Anyone can start strong. That’s the problem. We convince ourselves that a strong start is all it takes. It’s often necessary for success, but it’s not all there is.

I’ve been here before. Twice actually. I’ve dropped into this weight range after a struggle. It’s enough for people to notice a change, which elicits all sorts of comments. It’s positive reinforcement, and it feels good. It comes both from those who know me well, and people who just notice I look different.

This is a double edged sword. The blessing is that it’s always nice to get encouragement. The curse is that it is too easy to believe this encouragement. Some of it is just not helpful. I’ll unpack that statement.

If I woke up today with total amnesia, knowing nothing of who I was before, I would be quite unhappy with my current physical status. It’s simply not acceptable for a man to have this high a bodyfat percentage. I am a at a dangerous weight, and it has to change. That is a truth, regardless of where I was six months ago.

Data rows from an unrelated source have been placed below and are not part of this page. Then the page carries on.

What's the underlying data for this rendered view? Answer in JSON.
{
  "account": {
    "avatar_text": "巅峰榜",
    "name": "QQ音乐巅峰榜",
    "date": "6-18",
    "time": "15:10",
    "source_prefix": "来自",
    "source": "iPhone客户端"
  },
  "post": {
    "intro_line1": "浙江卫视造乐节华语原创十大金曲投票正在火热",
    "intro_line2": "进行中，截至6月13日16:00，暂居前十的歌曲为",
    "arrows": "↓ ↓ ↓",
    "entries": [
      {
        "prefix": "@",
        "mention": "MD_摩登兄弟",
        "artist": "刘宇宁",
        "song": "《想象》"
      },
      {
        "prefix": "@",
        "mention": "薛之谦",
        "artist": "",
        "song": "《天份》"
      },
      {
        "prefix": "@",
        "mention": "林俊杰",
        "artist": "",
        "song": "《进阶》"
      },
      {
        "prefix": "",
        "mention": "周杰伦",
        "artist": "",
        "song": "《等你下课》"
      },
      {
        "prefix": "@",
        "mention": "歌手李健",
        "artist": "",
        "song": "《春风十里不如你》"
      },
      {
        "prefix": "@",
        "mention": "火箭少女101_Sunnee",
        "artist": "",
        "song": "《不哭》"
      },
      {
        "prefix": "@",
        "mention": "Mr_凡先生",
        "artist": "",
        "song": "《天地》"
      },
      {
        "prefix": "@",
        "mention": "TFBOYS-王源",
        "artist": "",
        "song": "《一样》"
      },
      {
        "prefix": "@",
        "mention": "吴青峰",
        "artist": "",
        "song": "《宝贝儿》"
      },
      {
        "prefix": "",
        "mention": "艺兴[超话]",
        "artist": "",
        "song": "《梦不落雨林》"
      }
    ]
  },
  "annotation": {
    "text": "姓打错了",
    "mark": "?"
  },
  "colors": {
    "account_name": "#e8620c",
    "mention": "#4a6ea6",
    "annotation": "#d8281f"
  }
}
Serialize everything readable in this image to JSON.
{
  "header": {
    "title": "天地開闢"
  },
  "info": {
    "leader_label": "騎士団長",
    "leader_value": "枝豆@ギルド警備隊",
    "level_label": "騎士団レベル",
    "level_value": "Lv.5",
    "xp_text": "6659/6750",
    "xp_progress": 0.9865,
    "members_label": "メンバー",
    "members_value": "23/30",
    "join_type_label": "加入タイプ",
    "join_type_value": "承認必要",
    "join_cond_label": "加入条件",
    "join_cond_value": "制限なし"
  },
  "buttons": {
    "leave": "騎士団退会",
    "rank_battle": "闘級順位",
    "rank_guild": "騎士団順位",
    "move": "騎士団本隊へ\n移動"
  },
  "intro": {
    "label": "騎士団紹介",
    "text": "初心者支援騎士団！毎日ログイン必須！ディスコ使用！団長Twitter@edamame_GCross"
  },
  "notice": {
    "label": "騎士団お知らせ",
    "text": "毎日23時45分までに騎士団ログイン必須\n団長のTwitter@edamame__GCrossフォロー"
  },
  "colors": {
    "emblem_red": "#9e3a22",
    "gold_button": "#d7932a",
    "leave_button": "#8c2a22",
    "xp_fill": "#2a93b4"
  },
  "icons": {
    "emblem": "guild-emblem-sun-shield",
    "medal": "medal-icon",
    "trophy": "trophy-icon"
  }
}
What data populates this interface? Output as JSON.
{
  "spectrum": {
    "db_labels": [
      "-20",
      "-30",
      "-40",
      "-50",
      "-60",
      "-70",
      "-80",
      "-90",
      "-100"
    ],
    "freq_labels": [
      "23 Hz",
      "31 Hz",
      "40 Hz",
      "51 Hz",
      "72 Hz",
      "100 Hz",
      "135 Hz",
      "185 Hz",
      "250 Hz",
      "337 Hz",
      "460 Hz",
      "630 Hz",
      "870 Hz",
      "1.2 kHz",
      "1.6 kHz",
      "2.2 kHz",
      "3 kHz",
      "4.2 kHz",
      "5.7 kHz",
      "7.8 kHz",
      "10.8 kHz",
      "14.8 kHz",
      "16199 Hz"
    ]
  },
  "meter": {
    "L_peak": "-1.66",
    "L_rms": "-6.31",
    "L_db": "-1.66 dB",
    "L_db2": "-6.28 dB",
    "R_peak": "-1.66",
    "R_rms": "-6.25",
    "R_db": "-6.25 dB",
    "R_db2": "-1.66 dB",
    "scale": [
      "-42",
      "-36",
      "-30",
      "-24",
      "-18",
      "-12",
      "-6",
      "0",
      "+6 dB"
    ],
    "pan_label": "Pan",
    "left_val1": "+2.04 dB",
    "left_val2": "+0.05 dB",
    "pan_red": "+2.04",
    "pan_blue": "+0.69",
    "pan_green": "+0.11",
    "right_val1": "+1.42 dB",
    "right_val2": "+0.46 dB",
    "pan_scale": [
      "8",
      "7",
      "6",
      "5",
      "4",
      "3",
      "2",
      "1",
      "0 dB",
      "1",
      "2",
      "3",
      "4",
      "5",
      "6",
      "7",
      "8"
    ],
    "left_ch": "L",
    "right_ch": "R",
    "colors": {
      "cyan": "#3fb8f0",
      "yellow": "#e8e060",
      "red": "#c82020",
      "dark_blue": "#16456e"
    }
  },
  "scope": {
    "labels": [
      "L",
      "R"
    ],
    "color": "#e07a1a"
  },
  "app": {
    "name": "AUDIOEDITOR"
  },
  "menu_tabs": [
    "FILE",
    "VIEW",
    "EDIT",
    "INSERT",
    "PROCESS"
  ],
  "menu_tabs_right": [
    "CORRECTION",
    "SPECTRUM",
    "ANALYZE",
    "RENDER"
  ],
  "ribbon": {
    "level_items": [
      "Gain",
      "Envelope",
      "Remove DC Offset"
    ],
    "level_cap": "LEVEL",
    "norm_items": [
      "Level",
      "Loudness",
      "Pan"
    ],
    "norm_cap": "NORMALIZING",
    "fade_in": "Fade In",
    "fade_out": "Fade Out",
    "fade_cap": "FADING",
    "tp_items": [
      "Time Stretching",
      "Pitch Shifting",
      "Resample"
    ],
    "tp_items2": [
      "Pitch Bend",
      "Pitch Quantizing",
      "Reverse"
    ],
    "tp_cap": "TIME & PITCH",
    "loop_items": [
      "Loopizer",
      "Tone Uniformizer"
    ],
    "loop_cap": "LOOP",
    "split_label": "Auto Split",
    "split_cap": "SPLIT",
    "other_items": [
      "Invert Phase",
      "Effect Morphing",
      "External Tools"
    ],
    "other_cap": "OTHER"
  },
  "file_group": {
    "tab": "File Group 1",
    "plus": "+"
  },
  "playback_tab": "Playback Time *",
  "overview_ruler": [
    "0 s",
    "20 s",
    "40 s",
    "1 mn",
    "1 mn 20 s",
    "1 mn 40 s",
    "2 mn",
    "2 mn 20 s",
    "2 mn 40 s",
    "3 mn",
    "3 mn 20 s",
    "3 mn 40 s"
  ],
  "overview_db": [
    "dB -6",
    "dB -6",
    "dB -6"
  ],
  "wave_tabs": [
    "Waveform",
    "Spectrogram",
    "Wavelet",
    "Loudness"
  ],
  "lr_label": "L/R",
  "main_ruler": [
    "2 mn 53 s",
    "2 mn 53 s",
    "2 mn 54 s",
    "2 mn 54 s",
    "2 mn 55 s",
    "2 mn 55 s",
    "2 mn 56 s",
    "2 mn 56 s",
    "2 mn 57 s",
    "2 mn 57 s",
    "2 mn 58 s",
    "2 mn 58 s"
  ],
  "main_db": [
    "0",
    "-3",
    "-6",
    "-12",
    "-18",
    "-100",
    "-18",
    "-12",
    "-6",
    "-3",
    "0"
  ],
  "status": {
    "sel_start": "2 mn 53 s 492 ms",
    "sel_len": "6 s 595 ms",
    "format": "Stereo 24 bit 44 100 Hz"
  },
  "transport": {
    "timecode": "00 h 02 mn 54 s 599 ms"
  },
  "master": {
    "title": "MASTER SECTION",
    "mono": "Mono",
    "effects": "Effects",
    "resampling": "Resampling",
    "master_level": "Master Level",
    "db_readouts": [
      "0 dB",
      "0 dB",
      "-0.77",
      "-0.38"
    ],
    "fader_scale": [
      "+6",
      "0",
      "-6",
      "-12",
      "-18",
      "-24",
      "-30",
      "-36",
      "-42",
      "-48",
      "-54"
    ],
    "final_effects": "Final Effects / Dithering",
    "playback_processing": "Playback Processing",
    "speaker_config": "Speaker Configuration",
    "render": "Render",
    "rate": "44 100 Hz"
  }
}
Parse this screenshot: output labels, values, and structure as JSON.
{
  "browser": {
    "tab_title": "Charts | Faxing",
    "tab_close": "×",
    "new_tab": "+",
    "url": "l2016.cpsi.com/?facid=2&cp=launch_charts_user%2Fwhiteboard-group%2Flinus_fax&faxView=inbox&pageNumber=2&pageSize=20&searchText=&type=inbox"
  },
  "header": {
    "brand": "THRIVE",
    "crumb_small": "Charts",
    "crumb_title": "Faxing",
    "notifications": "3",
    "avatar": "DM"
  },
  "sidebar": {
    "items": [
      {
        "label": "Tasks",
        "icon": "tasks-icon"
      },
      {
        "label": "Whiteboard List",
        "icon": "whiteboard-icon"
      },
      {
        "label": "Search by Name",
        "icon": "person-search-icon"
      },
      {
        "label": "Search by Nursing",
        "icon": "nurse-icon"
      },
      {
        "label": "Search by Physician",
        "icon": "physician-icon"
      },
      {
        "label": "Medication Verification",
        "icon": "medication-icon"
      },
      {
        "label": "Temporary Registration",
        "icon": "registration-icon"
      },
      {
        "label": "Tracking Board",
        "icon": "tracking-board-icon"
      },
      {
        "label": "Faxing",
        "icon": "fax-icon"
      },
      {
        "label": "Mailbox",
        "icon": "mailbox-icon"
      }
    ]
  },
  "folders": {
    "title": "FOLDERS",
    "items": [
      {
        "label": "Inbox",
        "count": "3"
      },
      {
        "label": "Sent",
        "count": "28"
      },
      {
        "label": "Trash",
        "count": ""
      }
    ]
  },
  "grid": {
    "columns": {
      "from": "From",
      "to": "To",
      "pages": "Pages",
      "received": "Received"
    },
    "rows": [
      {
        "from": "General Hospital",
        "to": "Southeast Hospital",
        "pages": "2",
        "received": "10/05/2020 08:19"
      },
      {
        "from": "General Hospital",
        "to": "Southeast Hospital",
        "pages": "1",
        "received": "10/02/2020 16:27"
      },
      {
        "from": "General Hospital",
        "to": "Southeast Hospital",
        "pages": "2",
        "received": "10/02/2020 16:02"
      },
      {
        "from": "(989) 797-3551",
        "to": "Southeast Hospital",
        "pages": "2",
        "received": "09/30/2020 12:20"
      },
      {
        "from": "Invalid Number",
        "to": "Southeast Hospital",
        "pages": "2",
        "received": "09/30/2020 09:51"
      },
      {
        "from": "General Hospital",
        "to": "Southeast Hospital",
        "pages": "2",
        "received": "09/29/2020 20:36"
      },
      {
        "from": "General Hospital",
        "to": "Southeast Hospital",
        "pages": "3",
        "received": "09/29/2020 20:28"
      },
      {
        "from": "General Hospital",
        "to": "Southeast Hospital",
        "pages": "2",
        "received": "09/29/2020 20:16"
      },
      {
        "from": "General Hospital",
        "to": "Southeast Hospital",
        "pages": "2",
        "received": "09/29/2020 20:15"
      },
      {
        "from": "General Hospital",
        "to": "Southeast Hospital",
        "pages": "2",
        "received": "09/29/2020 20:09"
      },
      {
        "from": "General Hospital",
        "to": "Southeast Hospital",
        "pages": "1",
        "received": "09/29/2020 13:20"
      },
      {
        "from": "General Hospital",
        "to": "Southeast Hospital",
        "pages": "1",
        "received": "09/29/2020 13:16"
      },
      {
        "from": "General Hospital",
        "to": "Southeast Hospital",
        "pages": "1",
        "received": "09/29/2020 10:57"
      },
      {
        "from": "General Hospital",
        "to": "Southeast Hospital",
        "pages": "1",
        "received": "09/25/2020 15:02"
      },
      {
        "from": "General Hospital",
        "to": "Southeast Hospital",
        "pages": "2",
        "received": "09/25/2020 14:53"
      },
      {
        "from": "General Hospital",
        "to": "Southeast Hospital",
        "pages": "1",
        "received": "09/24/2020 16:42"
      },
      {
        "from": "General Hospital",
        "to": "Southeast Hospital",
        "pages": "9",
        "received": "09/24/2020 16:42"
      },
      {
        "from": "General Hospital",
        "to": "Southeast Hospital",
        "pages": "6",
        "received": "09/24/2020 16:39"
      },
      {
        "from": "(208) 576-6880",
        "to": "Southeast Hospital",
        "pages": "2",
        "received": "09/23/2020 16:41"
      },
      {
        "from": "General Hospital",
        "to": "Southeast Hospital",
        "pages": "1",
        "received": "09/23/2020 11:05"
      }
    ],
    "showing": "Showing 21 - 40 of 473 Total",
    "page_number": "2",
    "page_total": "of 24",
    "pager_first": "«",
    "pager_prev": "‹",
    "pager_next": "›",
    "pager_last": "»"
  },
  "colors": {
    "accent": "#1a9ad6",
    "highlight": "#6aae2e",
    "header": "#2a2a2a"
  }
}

But with the hindsight of my last six months, I certainly shouldn’t despair about this reality. I know the path I’m on, and I’ve seen success. I know it has been far worse. But there is a major danger in letting relativism steer the ship. Just because 265 is better than 315, or 365, does not make 265 acceptable. So when people who remember 350+ Andy, or even just 315 Andy from the fall, say how good I am looking, I know they’re being kind. But that is all it is, kindness. It is not rooted in any objective reality. I do not at all look good. And forget the look word for a moment, I am not healthy. I am in better shape than before, but where I am is absolutely not a goal to set. This bodyfat % is still a killer.

So now I am challenged with the same mental gymnastics as before: how do I love myself and hate the situation at the same time? I want to recognize my progress and allow it to inspire more. But I cannot become complacent and decide I’ve done enough. Yes, the A1C number that is my primary concern can’t get much lower than it is, so there is an element of Mission Accomplished here. But we all know how that goes when you put the banner up too early.

This road is not short. The beginning was exciting, but it was only the beginning. Now the real work begins. Not just maintaining a below-average “Dad bod” at a place of “at least I can still fit in a plane seat.” Now it’s time to really manage this thing so that I can get close to an actual healthy weight. This is going to be less exciting, less rewarding than the initial 50 pounds. But this can’t simply be the third bounceback. My life as a lowcarber is locked in, not for the weight but for the condition. I have no choice anymore. I do this, or I die soon, probably without a foot. Dark? Hell yeah it’s dark. But it’s true.

So the next phase begins. The boring continuation of the groundwork laid over the winter. How long will it be? Well, you never really know when the endgame begins until you’re there. Except maybe in chess. I never was very good at it, even with all the reading I did. Maybe there is no endgame in health. There’s just living the middle. That’s going to have to be good enough, despite the fact that I’ve been one of those starter-only types before.

Welcome to the middle. It’s boring, it’s routine. But it’s necessary.


One thought on “The Boring But Vital Middle Game

Leave a Reply

Fill in your details below or click an icon to log in:

WordPress.com Logo

You are commenting using your WordPress.com account. Log Out / Change )

Twitter picture

You are commenting using your Twitter account. Log Out / Change )

Facebook photo

You are commenting using your Facebook account. Log Out / Change )

Google+ photo

You are commenting using your Google+ account. Log Out / Change )

Connecting to %s